--- START ---

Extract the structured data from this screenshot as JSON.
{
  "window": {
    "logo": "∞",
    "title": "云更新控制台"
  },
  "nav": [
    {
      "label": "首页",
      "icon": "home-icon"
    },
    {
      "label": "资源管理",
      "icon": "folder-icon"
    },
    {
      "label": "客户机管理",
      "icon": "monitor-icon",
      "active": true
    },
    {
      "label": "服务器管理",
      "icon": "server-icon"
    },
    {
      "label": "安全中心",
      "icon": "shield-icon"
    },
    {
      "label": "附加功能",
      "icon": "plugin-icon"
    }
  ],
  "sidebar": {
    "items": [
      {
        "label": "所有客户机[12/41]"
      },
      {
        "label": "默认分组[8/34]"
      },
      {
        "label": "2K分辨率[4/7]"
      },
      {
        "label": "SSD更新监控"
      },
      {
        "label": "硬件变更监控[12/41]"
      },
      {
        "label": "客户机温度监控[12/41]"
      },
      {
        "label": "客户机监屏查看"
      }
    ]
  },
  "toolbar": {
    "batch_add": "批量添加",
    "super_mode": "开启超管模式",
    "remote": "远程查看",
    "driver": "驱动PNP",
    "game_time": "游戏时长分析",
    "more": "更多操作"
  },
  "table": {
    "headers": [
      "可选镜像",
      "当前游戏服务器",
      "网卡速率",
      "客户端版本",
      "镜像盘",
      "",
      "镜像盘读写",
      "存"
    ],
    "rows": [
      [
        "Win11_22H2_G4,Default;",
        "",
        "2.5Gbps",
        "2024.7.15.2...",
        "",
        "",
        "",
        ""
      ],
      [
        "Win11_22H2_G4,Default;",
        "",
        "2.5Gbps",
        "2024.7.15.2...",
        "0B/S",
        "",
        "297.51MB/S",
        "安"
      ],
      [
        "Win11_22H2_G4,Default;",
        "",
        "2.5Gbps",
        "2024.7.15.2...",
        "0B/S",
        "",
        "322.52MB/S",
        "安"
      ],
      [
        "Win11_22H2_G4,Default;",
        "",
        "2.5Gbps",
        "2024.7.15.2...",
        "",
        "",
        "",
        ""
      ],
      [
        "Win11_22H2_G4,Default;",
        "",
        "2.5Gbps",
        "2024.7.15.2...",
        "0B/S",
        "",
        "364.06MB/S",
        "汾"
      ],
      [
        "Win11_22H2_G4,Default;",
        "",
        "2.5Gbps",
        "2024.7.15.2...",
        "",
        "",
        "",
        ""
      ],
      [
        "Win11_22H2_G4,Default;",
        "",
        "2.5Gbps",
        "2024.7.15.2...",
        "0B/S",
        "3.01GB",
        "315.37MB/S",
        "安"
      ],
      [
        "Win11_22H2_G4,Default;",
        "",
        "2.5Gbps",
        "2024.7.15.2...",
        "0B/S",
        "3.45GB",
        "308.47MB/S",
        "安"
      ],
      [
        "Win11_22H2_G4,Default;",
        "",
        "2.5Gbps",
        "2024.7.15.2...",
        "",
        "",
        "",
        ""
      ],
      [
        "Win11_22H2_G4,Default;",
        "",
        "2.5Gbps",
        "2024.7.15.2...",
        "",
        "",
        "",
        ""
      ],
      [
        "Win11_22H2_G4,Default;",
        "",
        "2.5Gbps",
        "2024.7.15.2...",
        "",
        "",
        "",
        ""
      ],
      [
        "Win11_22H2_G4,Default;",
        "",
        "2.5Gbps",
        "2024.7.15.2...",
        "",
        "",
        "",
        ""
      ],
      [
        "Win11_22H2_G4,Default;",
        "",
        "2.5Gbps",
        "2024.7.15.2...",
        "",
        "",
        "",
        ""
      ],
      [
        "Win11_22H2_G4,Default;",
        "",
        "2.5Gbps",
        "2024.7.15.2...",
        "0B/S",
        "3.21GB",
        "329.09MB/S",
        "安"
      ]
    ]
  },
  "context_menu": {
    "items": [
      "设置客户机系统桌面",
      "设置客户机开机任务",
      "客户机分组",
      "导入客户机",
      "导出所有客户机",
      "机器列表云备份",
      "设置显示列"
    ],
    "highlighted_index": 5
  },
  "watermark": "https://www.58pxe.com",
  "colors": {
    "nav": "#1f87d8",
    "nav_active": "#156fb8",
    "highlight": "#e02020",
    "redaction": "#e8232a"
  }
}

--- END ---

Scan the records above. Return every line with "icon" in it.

      "icon": "home-icon"
      "icon": "folder-icon"
      "icon": "monitor-icon",
      "icon": "server-icon"
      "icon": "shield-icon"
      "icon": "plugin-icon"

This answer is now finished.